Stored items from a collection
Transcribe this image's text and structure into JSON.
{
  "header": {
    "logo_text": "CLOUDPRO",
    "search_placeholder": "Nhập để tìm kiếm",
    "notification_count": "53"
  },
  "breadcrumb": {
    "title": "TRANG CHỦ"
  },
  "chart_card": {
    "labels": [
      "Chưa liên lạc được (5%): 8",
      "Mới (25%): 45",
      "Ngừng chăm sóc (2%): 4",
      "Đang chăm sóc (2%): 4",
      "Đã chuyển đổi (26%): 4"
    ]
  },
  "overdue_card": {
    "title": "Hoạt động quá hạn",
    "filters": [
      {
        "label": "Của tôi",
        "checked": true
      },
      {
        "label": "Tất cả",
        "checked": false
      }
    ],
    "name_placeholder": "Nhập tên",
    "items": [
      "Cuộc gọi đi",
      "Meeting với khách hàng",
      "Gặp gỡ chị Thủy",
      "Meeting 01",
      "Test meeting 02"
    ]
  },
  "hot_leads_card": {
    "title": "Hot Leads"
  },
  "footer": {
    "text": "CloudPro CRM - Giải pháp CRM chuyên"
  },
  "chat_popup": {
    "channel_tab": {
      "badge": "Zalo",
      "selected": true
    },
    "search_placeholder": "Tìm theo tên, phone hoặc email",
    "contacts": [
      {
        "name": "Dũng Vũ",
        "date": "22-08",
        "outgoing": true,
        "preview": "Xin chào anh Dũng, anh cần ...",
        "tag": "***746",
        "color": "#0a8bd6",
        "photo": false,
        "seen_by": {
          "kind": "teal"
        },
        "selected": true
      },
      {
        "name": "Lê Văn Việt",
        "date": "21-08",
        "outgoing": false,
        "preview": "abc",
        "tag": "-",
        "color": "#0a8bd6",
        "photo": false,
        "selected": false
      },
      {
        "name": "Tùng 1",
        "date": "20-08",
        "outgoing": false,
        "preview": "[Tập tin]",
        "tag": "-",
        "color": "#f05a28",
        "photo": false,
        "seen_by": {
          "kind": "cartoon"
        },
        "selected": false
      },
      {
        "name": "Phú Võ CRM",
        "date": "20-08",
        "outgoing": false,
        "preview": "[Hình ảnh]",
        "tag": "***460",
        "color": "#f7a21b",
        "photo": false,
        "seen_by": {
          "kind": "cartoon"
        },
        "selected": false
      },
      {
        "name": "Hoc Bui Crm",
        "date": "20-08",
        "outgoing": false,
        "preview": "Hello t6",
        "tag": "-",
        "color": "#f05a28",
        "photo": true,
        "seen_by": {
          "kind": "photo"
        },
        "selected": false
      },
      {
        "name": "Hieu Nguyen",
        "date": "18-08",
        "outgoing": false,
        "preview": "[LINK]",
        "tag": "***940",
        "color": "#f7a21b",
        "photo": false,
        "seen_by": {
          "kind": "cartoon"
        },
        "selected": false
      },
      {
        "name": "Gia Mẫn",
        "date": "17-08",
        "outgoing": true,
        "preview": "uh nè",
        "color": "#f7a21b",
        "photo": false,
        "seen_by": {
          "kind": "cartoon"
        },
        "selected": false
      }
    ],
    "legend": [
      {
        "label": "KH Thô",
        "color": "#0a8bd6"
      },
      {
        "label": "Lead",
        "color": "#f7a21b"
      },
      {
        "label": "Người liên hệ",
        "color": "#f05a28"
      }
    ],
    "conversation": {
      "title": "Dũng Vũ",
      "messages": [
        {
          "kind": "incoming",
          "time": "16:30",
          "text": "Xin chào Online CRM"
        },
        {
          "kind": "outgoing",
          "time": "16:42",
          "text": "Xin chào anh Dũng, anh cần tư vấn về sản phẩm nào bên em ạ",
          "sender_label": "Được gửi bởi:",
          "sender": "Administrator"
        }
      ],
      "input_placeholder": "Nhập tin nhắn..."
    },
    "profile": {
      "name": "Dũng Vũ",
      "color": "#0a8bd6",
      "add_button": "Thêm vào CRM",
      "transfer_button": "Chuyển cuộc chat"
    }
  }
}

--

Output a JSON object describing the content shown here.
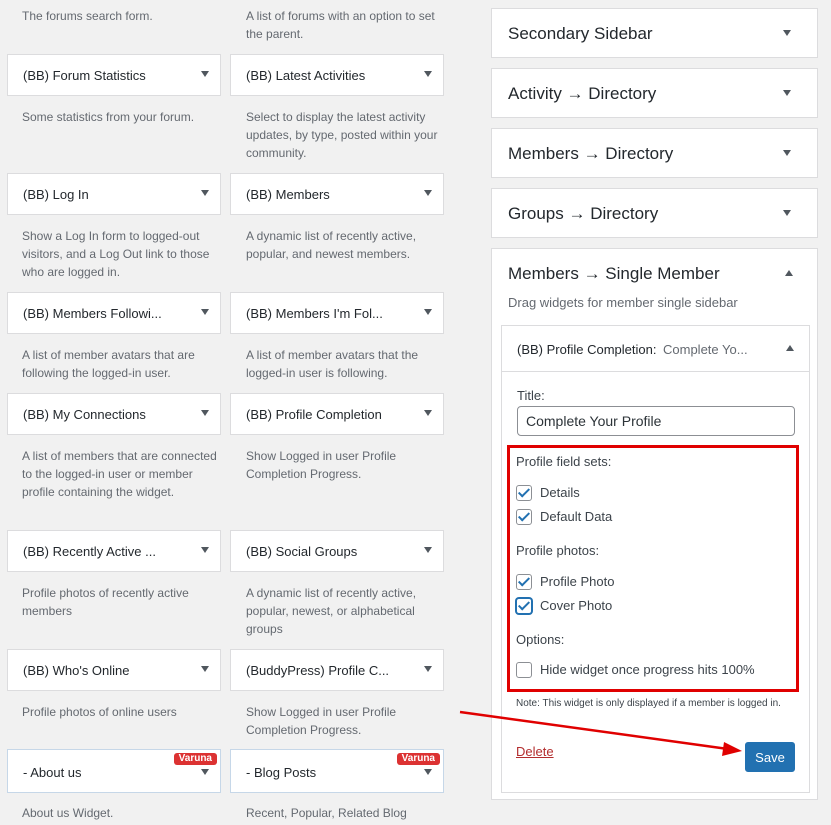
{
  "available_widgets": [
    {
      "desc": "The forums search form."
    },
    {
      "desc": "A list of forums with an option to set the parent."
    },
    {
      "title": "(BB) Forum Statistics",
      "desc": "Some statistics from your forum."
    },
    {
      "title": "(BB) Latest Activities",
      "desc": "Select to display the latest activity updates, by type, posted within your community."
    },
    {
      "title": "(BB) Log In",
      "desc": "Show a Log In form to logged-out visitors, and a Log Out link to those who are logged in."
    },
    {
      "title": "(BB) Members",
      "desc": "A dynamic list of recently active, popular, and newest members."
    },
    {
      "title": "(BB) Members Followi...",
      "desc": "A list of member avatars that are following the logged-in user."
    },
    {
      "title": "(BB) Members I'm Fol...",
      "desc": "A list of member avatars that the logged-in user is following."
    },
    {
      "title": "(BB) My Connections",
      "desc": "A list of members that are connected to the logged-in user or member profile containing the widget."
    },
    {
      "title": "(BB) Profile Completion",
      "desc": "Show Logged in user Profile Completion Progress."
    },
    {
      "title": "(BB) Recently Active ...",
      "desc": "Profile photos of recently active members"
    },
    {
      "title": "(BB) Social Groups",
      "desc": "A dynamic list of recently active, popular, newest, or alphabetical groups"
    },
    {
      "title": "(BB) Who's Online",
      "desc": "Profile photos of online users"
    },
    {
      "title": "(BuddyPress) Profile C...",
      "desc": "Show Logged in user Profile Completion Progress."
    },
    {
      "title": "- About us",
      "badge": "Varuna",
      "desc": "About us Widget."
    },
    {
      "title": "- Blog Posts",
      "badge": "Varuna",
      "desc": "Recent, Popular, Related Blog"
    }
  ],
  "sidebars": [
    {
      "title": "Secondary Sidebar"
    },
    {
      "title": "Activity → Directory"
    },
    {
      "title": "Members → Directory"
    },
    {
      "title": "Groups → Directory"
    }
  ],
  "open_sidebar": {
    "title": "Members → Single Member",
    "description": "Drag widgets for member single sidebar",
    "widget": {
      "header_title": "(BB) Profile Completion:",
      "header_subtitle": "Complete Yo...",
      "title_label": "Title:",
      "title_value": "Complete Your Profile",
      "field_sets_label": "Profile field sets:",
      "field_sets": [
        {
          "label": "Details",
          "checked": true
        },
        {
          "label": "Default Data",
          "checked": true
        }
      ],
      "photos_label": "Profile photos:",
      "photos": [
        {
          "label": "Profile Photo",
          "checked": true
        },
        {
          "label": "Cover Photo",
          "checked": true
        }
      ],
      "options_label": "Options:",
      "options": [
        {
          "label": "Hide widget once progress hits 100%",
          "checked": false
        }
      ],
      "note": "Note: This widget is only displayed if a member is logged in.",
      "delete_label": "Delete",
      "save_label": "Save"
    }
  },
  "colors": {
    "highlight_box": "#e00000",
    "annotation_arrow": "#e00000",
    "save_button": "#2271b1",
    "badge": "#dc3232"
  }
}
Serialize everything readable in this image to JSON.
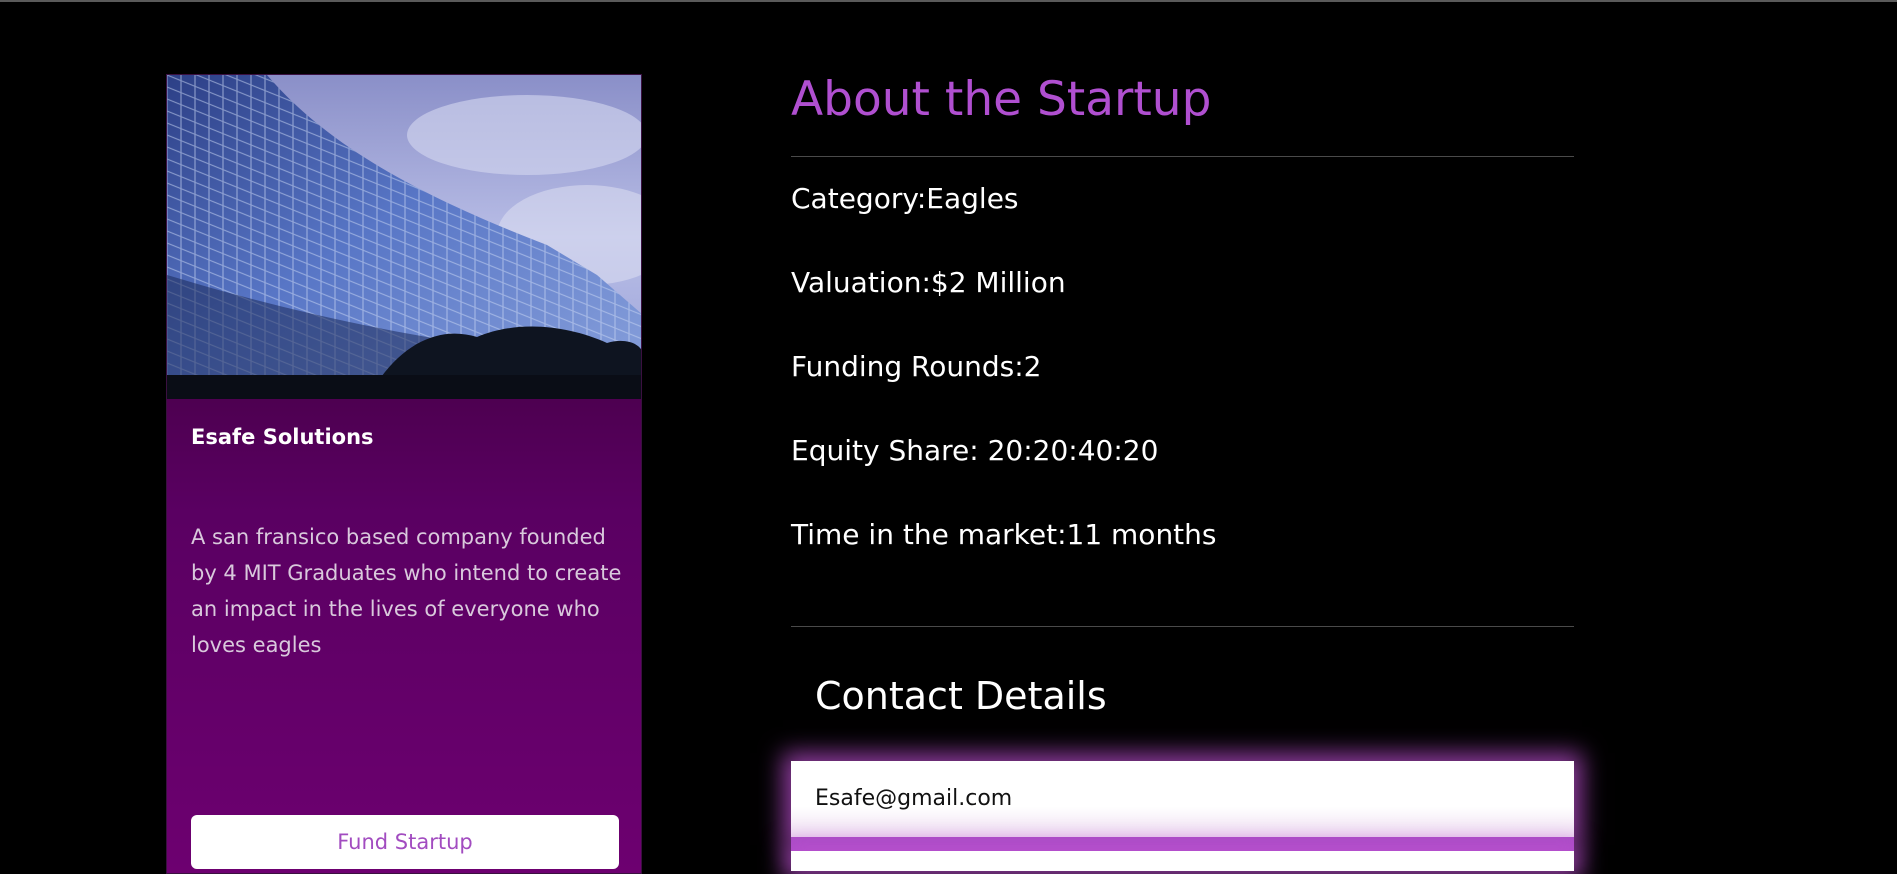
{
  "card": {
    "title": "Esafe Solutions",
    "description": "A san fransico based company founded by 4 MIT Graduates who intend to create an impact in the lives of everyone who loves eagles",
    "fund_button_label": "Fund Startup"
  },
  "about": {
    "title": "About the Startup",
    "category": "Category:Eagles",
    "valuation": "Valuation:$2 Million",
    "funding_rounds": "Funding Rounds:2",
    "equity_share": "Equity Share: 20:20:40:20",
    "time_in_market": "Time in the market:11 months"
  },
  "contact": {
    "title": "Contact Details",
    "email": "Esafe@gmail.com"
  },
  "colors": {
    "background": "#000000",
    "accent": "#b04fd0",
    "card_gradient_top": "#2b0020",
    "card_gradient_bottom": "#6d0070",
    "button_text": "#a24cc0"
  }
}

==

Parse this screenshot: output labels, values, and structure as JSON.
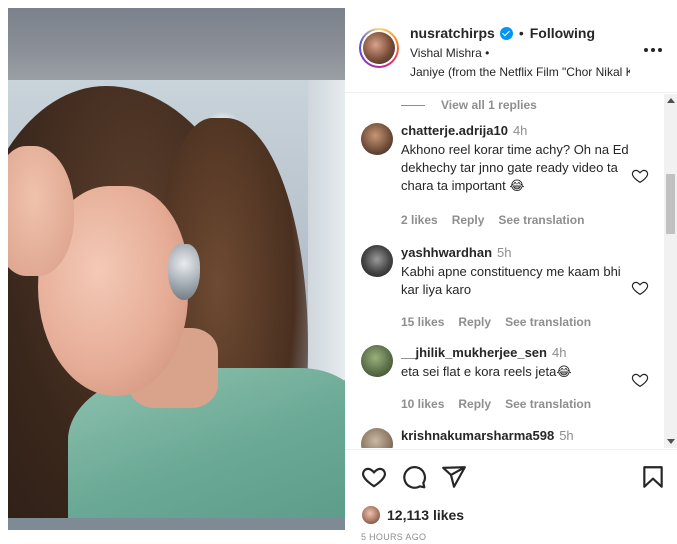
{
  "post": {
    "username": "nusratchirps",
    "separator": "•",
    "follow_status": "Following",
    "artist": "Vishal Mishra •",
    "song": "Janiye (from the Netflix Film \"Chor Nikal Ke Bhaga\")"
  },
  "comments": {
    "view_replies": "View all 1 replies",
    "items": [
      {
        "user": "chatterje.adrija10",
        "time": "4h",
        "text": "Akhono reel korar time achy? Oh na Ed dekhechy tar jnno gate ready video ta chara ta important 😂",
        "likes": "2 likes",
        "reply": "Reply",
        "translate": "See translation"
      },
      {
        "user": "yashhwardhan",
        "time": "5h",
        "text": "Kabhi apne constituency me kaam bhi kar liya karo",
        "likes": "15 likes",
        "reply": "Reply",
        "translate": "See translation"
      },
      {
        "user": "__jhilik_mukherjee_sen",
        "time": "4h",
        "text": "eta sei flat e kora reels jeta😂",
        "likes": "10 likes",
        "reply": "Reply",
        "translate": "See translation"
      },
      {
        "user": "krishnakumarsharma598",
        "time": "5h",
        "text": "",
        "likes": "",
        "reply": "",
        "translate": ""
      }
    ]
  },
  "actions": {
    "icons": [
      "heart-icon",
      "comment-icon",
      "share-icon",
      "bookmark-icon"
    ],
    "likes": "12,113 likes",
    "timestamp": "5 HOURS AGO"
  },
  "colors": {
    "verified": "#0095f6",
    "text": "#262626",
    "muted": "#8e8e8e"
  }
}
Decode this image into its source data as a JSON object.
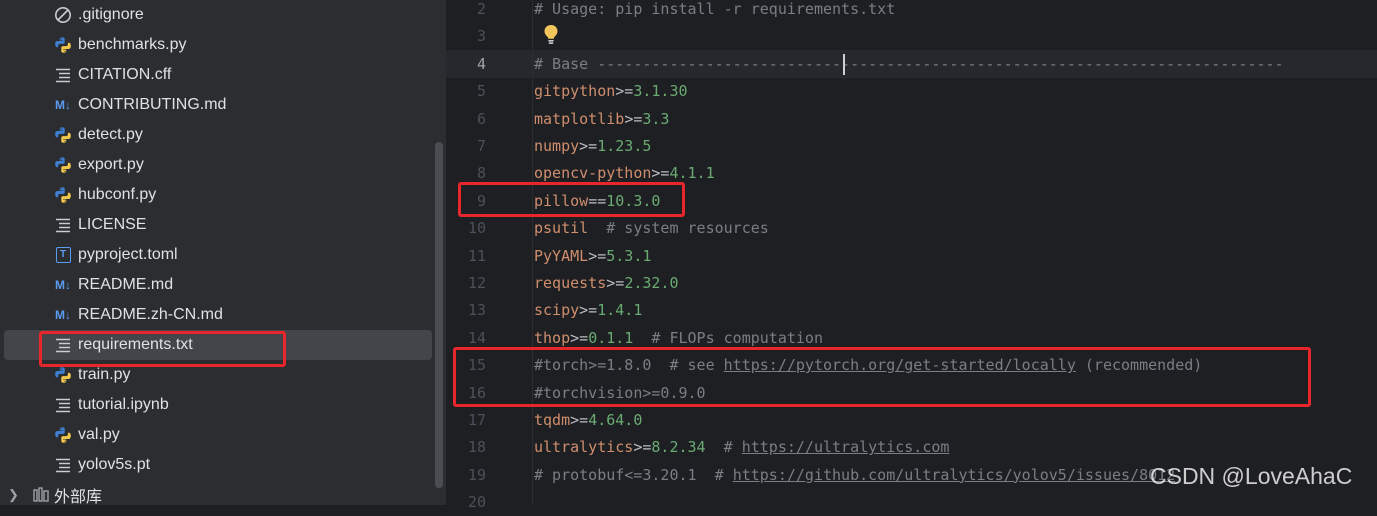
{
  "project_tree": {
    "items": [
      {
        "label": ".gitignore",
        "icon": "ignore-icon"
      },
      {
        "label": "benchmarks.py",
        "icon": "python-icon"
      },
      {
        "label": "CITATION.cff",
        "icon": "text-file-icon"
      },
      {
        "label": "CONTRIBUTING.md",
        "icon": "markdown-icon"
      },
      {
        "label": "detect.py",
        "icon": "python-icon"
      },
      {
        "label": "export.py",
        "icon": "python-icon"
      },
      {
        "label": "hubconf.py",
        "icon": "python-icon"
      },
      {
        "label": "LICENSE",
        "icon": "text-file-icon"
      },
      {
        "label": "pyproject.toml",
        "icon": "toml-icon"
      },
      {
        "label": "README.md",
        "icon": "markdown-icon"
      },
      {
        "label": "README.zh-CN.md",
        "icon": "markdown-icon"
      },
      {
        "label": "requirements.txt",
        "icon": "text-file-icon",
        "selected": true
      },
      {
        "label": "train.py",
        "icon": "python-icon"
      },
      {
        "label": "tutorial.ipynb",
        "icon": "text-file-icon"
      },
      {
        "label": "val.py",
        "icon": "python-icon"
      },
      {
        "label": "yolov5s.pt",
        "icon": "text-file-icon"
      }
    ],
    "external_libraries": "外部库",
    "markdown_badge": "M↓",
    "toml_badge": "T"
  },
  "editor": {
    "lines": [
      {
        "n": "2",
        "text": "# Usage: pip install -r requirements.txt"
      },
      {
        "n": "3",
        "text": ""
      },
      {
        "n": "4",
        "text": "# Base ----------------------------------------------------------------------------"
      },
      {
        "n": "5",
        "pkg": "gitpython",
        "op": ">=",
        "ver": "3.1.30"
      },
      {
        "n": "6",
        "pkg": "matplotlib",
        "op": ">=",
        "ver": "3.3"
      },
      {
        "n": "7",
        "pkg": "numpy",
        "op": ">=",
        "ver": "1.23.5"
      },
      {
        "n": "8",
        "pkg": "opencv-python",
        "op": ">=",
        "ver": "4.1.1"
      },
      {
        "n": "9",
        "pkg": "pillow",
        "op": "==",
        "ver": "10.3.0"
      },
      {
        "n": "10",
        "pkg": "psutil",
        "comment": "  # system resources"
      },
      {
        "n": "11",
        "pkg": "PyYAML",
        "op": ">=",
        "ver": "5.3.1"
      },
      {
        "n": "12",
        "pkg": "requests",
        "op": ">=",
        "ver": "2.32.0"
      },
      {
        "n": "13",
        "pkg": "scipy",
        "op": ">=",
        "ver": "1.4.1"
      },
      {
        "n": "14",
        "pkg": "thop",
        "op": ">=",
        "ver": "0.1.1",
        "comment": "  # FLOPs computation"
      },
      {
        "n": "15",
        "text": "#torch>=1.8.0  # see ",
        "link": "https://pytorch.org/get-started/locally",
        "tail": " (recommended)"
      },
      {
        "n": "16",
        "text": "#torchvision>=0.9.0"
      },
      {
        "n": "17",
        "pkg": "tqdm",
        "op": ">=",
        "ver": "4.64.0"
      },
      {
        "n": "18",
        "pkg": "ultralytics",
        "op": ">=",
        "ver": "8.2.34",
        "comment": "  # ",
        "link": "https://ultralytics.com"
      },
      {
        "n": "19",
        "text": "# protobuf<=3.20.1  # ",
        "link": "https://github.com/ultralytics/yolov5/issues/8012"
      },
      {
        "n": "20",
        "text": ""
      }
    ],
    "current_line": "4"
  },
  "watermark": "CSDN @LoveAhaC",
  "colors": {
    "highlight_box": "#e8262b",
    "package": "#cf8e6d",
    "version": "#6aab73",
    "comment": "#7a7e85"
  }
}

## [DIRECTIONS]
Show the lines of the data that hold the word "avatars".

## [RESPONSE AREA]
      "desc": "A list of member avatars that are following the logged-in user."
      "desc": "A list of member avatars that the logged-in user is following."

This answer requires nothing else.